While GST has clearly defined the works contract as a service that provides some clarity, more information is needed, especially in the areas of pre-tax credit and comparison systems. Otherwise, the same confusion and lengthy costly litigation will also be visible under the GST regime. The authors of the encyclopecier attempted to analyse certain aspects that might be relevant for a provider providing services that have not yet been completed at the time of the implementation of GST. The above discussion is based on the experience gained at the time of the introduction of VAT. Feedback – [email protected] or [email protected]. In addition, under the existing Services Tax Act, there could be an exemption for services provided to the government, for example. Β construction of road works, pipelines, dams or other irrigation works, etc. These contracts are of considerable value and cover both the value of materials and services. It is very unlikely that tax exports in the GST system for this type of contracts will continue, and if they are subject to a normal tax rate of 22%, you can imagine what would happen to the service provider. None of these infrastructure projects have as much room for manoeuvre. A number of proposals could be made below, which could safeguard the interest of the service provider: this treatment of the works contract as a service and not as a supply of goods will bring urgent clarifications to the works contracts. Under the previous regime, different states had different VAT rules. There were different composition schemes, with different VAT rates.
The service tax has also been complex, with a 60% reduction for new works and a 30% reduction for repair contracts. GST replaces those which, with a much simpler and simpler calculation, are the second contract for services currently exempted/interposed: the service provider can currently provide services falling under the exemption declaration or the negative list. Most of the derogations currently granted should be abolished under the GST system. As a result, for the first time under the GST regime, the service provider may be exposed to the indirect tax system. These providers will be the most likely to be affected, as the current zero tax rate is expected to be between 20 and 24%, which will have a direct impact on costs, especially in B2C cases where the final consumer may not be entitled to charge the tax collected by the service provider. In the case of ongoing contracts that are expected to overlap in the GST system, these providers could be subject to the following main elements: (4) Construction contracts: the taxation of works contracts under the current tax regime is the most complex, since it can encompass excise duty, VAT/TSC and service tax on different elements of a single turnover.

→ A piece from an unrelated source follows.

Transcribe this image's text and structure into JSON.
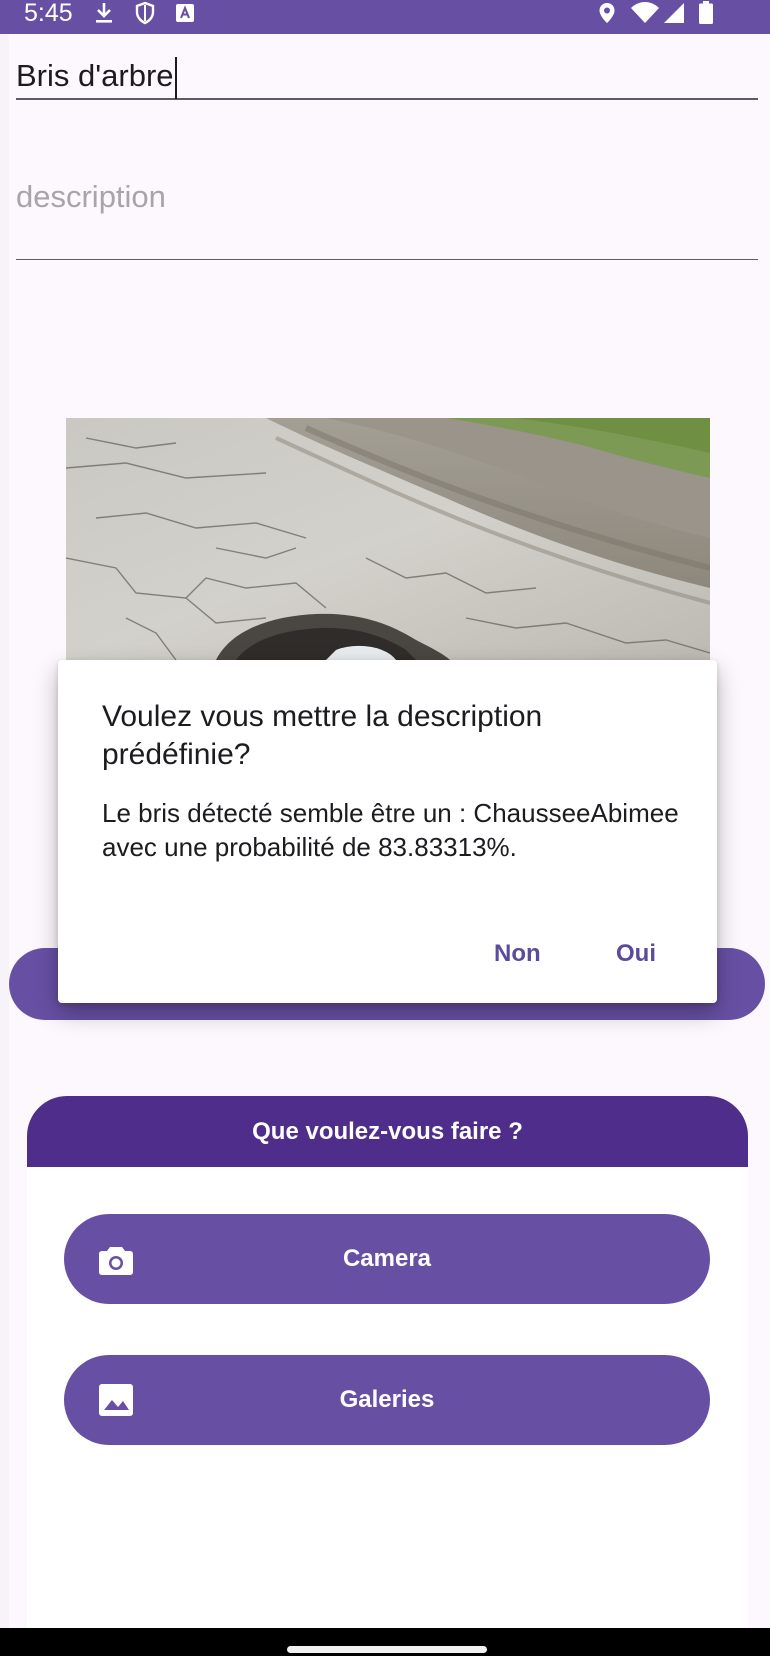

Under the current system, tax is levied on various elements of taxation, i.e. the production, sale and provision of services. However, under GST, it is likely that all these taxable events will be combined and there will be only one taxable event, that is, . . .